PhD candidate at the University of Twente
Tannaz is a third-year PhD candidate at the University of Twente. Her main research topic is Model-based testing in combination with Behaviour Driven Development. She is part of the project TiCToC (TiCToC) that investigates methods and tools to manage and reduce the combinatorial explosion of testing complex high-tech systems. She is interested in implementing formal testing theories in practice and is actively striving to achieve that goal within and after her PhD.
Model-based User Experience Assessment
For many software applications user experience is important, yet assessing how the users would experience an application before the application is released is very hard. We can indeed do a Beta testing with a group of real users, but it is not always practical to do this between releases. In this talk we will discuss a model-based approach to model users’ emotional experience.
The approach is rooted in a well-known theory from Psychology proposed by Ortony, Clore, and Collins. Compared to a machine learning approach, a more classical model based approach has the benefit that it is comprehensible (and explainable), but the challenge is indeed how to craft such a model. In the talk we will first discuss the structure of the underlying theory, and then we will discuss how a user model looks like and how we can use it to perform an automated user experience analysis.
Researcher at the Utrecht University
Dr. Wishnu Prasetya is an assistant professor at Utrecht University, the Netherlands. He received his PhD at Utrecht University for his research in mechanical verification of self-stabilizing distributed systems. Dr. Prasetya has worked for many years in the field of software technology. His expertise includes compositional reasoning of temporal properties of distributed systems, symbolic based program verification, and automated software testing.

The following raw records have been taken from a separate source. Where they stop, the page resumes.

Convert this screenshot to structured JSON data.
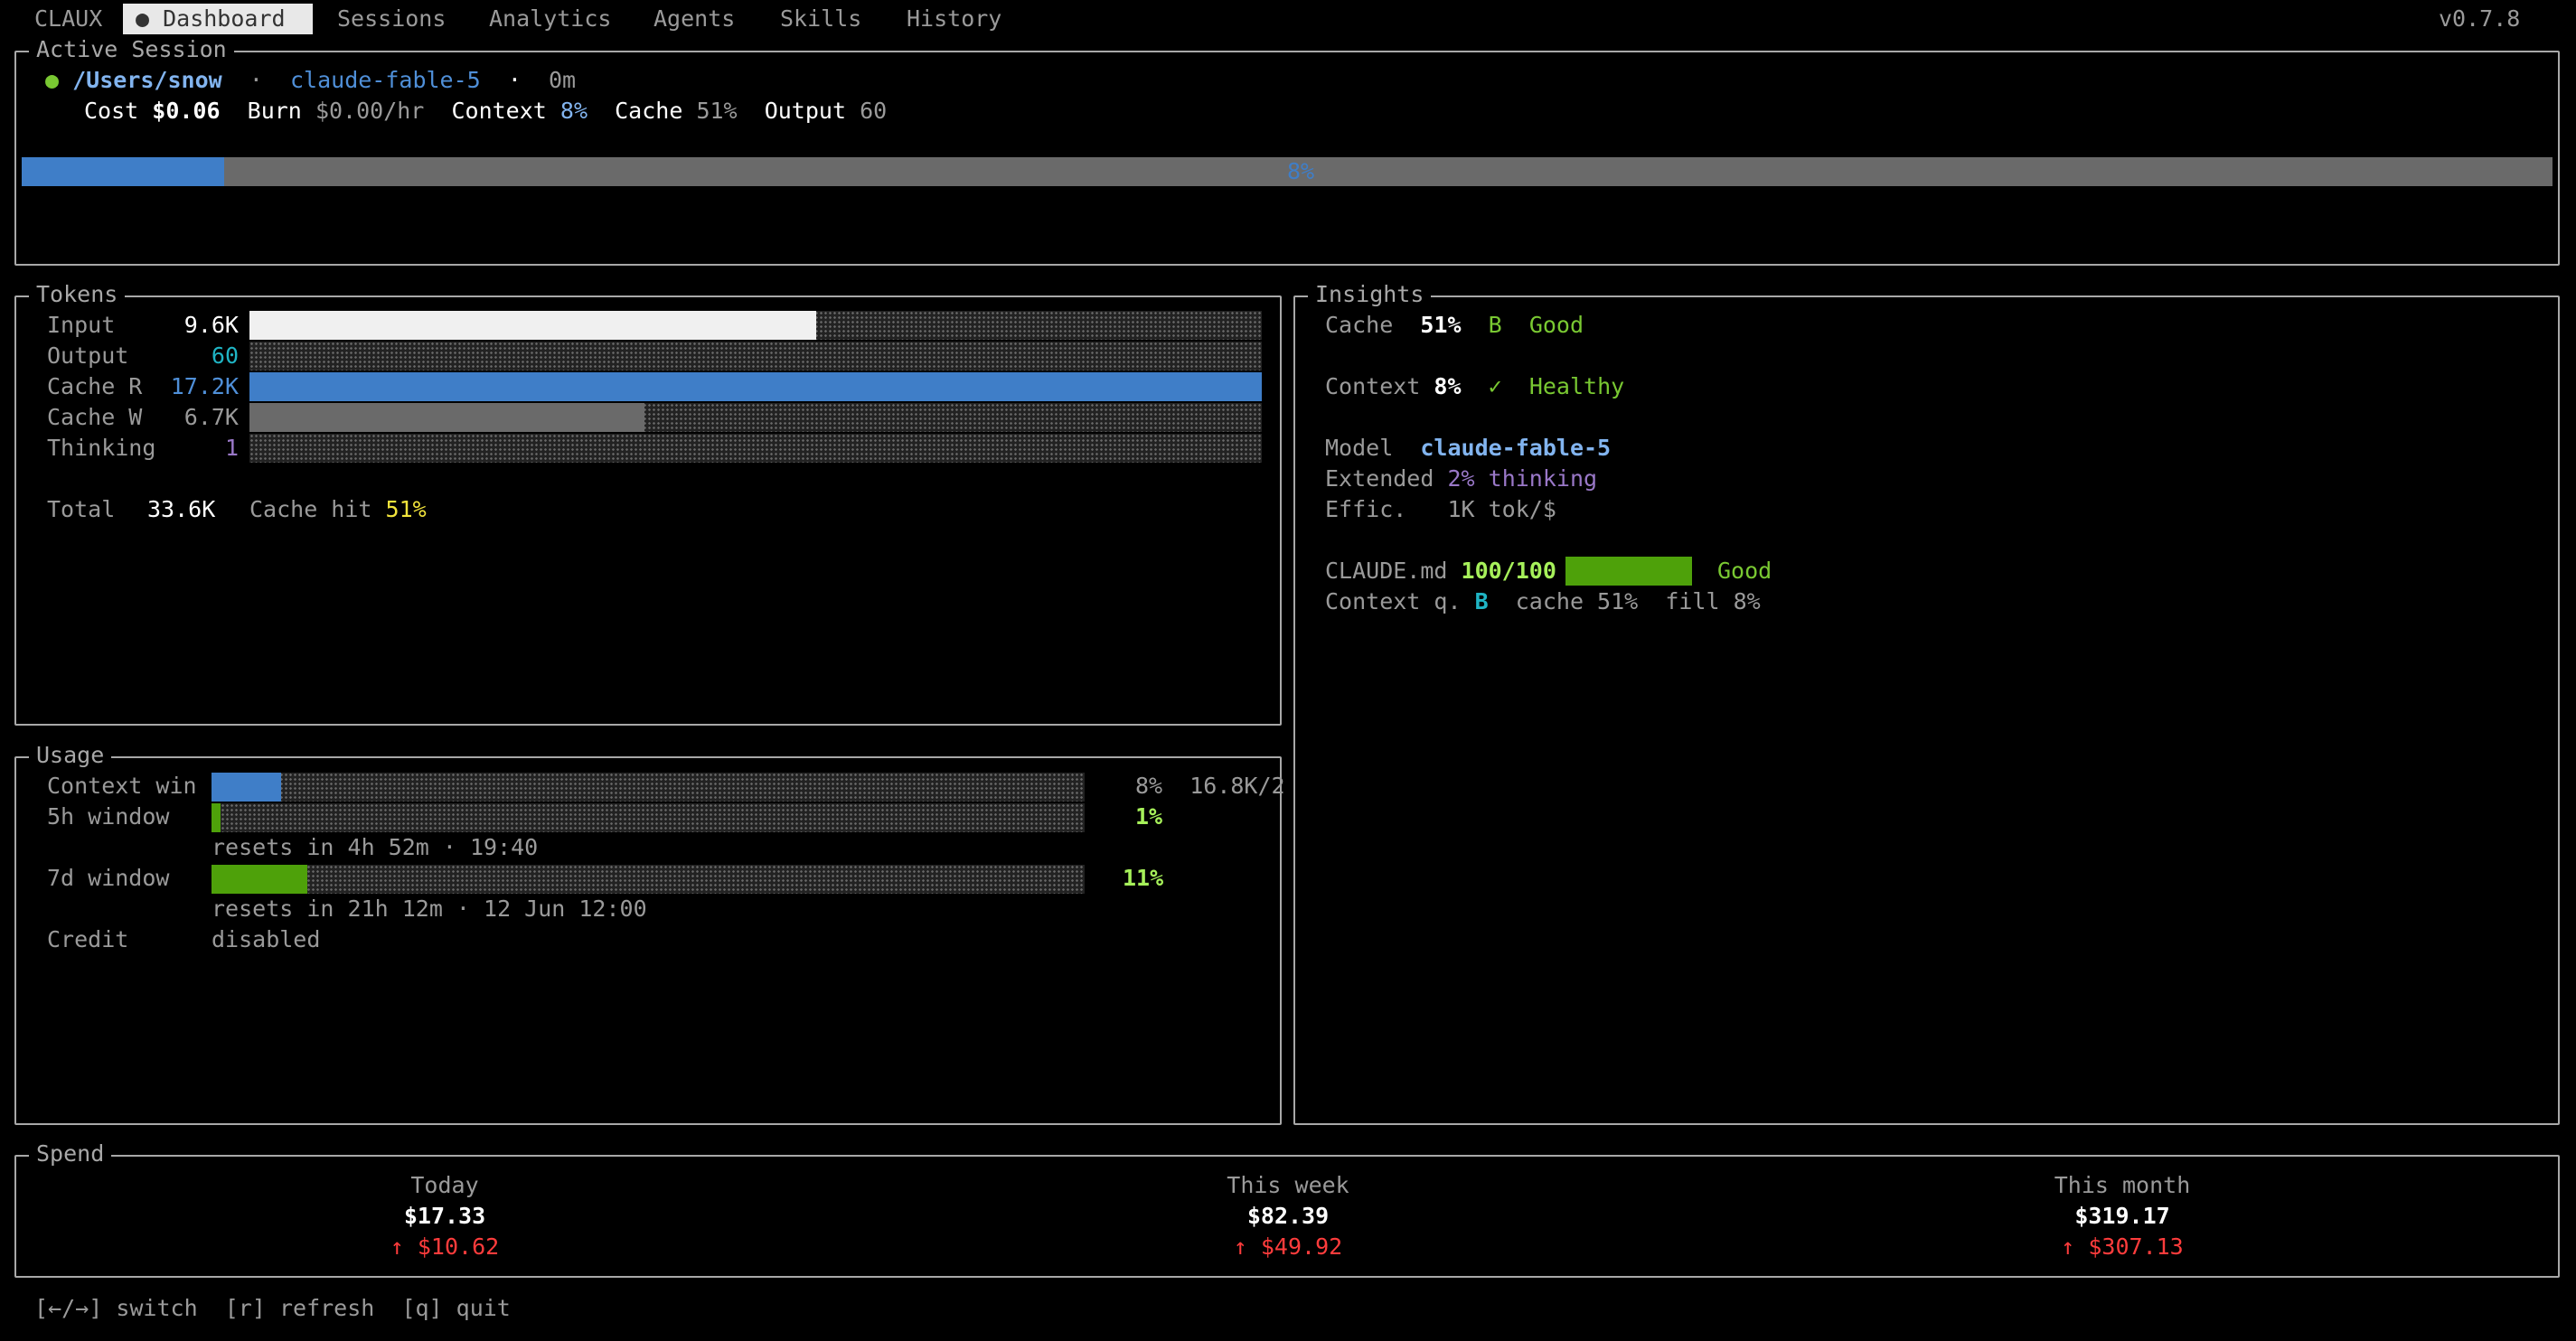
{
  "app": {
    "name": "CLAUX",
    "version": "v0.7.8",
    "tabs": [
      {
        "label": "● Dashboard",
        "active": true
      },
      {
        "label": "Sessions",
        "active": false
      },
      {
        "label": "Analytics",
        "active": false
      },
      {
        "label": "Agents",
        "active": false
      },
      {
        "label": "Skills",
        "active": false
      },
      {
        "label": "History",
        "active": false
      }
    ]
  },
  "active_session": {
    "title": "Active Session",
    "status_dot": "●",
    "path": "/Users/snow",
    "sep": "·",
    "model": "claude-fable-5",
    "duration": "0m",
    "cost_label": "Cost",
    "cost_value": "$0.06",
    "burn_label": "Burn",
    "burn_value": "$0.00/hr",
    "context_label": "Context",
    "context_value": "8%",
    "cache_label": "Cache",
    "cache_value": "51%",
    "output_label": "Output",
    "output_value": "60",
    "context_bar_percent": 8,
    "context_bar_text": "8%"
  },
  "tokens": {
    "title": "Tokens",
    "rows": [
      {
        "label": "Input",
        "value": "9.6K",
        "fill": 0.56
      },
      {
        "label": "Output",
        "value": "60",
        "fill": 0.0
      },
      {
        "label": "Cache R",
        "value": "17.2K",
        "fill": 1.0
      },
      {
        "label": "Cache W",
        "value": "6.7K",
        "fill": 0.39
      },
      {
        "label": "Thinking",
        "value": "1",
        "fill": 0.0
      }
    ],
    "total_label": "Total",
    "total_value": "33.6K",
    "cache_hit_label": "Cache hit",
    "cache_hit_value": "51%"
  },
  "insights": {
    "title": "Insights",
    "cache_label": "Cache",
    "cache_value": "51%",
    "cache_grade": "B",
    "cache_status": "Good",
    "context_label": "Context",
    "context_value": "8%",
    "context_check": "✓",
    "context_status": "Healthy",
    "model_label": "Model",
    "model_value": "claude-fable-5",
    "extended_label": "Extended",
    "extended_value": "2%",
    "extended_suffix": "thinking",
    "effic_label": "Effic.",
    "effic_value": "1K tok/$",
    "claude_md_label": "CLAUDE.md",
    "claude_md_score": "100/100",
    "claude_md_fill": 1.0,
    "claude_md_status": "Good",
    "context_q_label": "Context q.",
    "context_q_grade": "B",
    "context_q_cache": "cache 51%",
    "context_q_fill": "fill 8%"
  },
  "usage": {
    "title": "Usage",
    "context_win_label": "Context win",
    "context_win_fill": 0.08,
    "context_win_pct": "8%",
    "context_win_tokens": "16.8K/2",
    "window5_label": "5h window",
    "window5_fill": 0.01,
    "window5_pct": "1%",
    "window5_reset": "resets in 4h 52m · 19:40",
    "window7_label": "7d window",
    "window7_fill": 0.11,
    "window7_pct": "11%",
    "window7_reset": "resets in 21h 12m · 12 Jun 12:00",
    "credit_label": "Credit",
    "credit_value": "disabled"
  },
  "spend": {
    "title": "Spend",
    "periods": [
      {
        "label": "Today",
        "value": "$17.33",
        "delta": "↑ $10.62"
      },
      {
        "label": "This week",
        "value": "$82.39",
        "delta": "↑ $49.92"
      },
      {
        "label": "This month",
        "value": "$319.17",
        "delta": "↑ $307.13"
      }
    ]
  },
  "footer": {
    "switch_key": "[←/→]",
    "switch_label": "switch",
    "refresh_key": "[r]",
    "refresh_label": "refresh",
    "quit_key": "[q]",
    "quit_label": "quit"
  },
  "colors": {
    "blue_bar": "#3f7ec8",
    "green_bar": "#4ea10a",
    "white_bar": "#f0f0f0",
    "gray_bar": "#6a6a6a",
    "border": "#a8a8a8"
  }
}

His recent interest includes automated game testing and the use of agent-based AI in software testing.